Nothing to do with this post, but, Ken, I thought you might find it interesting that the outgoing head of the CIA admitted on Meet the Press that "interrogation tactics" were indeed used to get information about the location of Bin Laden. So all those people who were outraged at your comment can now get off their high horse.

scottmc said...

A comment/question regarding that FRASIER/Lilith episode. I also saw it again recently. The point where 'Lilith' commands 'Eddie' to leave was great. Frasier asks if Lilith's voice is more commanding than his and 'Martin' says something like "I took a step and a half away before I realized she was talking to the dog.' It was such a great line and so well delivered. I wondered if that line could have landed as well if it had been said by another character.
When writing a script do you sometimes have a joke, or a line, and put it into different characters mouth's to see where it might work best?

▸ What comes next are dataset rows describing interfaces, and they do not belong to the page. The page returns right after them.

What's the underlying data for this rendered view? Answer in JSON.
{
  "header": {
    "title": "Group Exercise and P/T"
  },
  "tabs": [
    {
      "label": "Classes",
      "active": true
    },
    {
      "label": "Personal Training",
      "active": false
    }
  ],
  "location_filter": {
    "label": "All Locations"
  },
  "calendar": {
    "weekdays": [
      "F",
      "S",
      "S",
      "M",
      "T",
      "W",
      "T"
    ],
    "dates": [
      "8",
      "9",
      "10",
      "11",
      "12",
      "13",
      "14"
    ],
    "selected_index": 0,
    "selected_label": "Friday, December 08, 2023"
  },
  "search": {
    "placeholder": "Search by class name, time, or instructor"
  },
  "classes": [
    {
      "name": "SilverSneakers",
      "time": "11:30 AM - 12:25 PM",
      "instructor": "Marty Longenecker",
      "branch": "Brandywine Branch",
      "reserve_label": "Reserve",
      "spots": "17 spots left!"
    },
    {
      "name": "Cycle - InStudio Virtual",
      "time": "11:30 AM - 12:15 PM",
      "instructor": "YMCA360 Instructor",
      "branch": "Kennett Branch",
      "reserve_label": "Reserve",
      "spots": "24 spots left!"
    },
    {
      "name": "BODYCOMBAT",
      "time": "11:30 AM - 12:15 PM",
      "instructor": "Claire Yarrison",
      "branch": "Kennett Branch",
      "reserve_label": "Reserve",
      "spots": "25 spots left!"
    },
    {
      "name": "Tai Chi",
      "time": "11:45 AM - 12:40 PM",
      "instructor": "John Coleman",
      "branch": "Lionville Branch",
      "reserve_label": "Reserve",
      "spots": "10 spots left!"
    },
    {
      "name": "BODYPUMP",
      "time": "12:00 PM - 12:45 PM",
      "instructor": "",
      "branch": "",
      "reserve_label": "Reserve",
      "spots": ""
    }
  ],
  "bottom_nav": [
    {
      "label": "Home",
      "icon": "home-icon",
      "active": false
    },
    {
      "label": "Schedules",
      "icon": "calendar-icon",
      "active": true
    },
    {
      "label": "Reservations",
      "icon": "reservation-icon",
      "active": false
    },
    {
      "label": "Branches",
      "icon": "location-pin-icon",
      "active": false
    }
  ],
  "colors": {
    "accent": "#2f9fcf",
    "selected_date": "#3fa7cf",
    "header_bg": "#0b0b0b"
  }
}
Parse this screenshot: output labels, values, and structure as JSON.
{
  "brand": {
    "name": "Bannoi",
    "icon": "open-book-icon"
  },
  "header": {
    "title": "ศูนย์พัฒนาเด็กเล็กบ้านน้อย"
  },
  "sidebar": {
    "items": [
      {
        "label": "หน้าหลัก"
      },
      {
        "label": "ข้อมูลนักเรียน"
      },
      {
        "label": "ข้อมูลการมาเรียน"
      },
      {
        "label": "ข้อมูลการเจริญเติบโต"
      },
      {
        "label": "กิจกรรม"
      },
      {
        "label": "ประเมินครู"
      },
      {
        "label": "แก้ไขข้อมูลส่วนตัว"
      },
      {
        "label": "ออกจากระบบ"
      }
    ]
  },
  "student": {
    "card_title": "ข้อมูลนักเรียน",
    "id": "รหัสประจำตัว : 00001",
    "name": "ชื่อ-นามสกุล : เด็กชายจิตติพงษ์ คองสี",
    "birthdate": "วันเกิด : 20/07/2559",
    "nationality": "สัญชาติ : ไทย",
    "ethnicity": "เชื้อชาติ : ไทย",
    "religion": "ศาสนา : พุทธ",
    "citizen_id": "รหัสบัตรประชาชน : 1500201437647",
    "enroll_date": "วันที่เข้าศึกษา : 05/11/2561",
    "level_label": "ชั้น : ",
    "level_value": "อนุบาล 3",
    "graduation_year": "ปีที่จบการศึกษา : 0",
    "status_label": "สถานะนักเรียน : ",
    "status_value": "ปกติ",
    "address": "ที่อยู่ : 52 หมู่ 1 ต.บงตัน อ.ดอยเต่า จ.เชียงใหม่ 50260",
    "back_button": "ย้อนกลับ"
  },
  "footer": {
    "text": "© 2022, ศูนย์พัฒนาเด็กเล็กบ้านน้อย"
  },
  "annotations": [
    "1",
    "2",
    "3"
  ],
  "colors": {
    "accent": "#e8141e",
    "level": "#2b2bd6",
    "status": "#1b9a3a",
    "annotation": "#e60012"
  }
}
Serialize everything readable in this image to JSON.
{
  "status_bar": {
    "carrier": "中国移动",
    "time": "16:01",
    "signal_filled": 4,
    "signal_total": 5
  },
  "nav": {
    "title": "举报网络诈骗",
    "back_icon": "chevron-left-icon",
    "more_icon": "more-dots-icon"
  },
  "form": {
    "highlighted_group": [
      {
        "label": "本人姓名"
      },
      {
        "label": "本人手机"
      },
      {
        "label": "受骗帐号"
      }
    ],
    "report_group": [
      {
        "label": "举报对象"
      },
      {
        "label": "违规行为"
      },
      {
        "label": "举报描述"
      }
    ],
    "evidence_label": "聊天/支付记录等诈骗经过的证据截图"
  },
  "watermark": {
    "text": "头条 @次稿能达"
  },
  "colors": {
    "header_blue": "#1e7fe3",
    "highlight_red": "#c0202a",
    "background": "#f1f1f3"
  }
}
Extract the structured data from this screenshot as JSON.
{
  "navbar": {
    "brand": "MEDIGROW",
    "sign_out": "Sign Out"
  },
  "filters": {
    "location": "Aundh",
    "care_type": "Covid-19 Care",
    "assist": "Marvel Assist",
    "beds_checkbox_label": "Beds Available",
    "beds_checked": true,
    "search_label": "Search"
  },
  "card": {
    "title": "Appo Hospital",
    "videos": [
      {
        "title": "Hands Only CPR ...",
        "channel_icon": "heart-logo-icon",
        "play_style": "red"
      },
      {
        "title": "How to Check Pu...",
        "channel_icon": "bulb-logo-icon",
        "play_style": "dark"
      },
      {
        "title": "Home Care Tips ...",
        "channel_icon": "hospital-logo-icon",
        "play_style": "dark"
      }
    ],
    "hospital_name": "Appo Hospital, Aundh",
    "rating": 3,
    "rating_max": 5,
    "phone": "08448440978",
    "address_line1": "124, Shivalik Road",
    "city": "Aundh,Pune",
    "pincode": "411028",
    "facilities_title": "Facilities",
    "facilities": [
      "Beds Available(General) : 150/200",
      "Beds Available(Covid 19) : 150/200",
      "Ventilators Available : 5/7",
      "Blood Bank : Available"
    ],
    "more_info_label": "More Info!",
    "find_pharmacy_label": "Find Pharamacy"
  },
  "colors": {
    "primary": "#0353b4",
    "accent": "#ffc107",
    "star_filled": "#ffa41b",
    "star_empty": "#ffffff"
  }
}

Liggie said...

Stu's comment brought up a new FQ. Do you think networks will consider new anthology shows? Either with rotating casts and stories like "The Twilight Zone", or with a couple of constant characters but guest casts and settings like "Quantum Leap" and "Touched By An Angel"? The recent "Love Bites" was doomed by casting and scheduling snafus, but the episodes I saw intrigued me to the potential of the format, and the SAG must like the number of casting opportunities each episode needs.

Kirk said...
This comment has been removed by the author.
Kirk said...

"I was in this crowded elevator and this little old lady turned around
and stared in my face. 'Bob Hope,' she said. 'Say something cute.'

'So of course I said, 'Avocado.' It's pretty hard to say something
cute unless you have your cute writers right beside you."

--Bob Hope

Andrew said...

Thanks for your answer on Emmy chances of Frasier's pilot episode vs. Lilith's return episode.

Along the same lines then, should Mary Tyler Moore's "Support Your Local Mother" really have beaten the All in the Family pilot ("Meet the Bunkers") in 1971? That didn't seem like an extraordinary MTM episode, from what I remember.

Oliver said...

I read on Twitter there was a Community convention this weekend, which included a panel from present and former Communtiy writers.

What's your experience of these fan conventions and interacting with fans?

Tim said...

I have a question:

I was watching Newsradio, and then for some reason, I wanted to watch some Frasier. And I noticed that aside from the little opening jingle and the ending theme, that Frasier had no musical soundtrack, unless it was related to an action on stage (Frasier playing the piano or listening to a recording). I also noticed too that the show had no exterior establishing shots. Newsradio, on the other hand, had both. The beginnings of some scenes would have that little piano motif, and then occasionally, they'd use a shot of the office to establish the time, or in the off chance they went outside of the office, to establish the location.

So was there a specific reason why Frasier didn't use any of those conventions or trappings?

dziplow said...

Hey Ken,

I read your posts everyday and find them invaluable beyond belief (Sorry, had to get the unecessary flattery out of the way). Anyways, I've been working on developing a TV show for over 2 years now and have been running into the same problem over and over again: THE FREAKING PILOT. Frankly, I hate writing them. They need to be endlessly expositional and, within the sitcom world (of which I'm trying to enter), trying to set up all of the characters and their quirks can really kill the comedic momentum. I was wondering if (1) There are any tips you can give about writing a sitcom pilot with an ensemble cast and no discernible main character (2) If it's possible to just go ahead and write the second episode of the series and go back later to write the pilot.

Thanks for any and all help,
Ziplow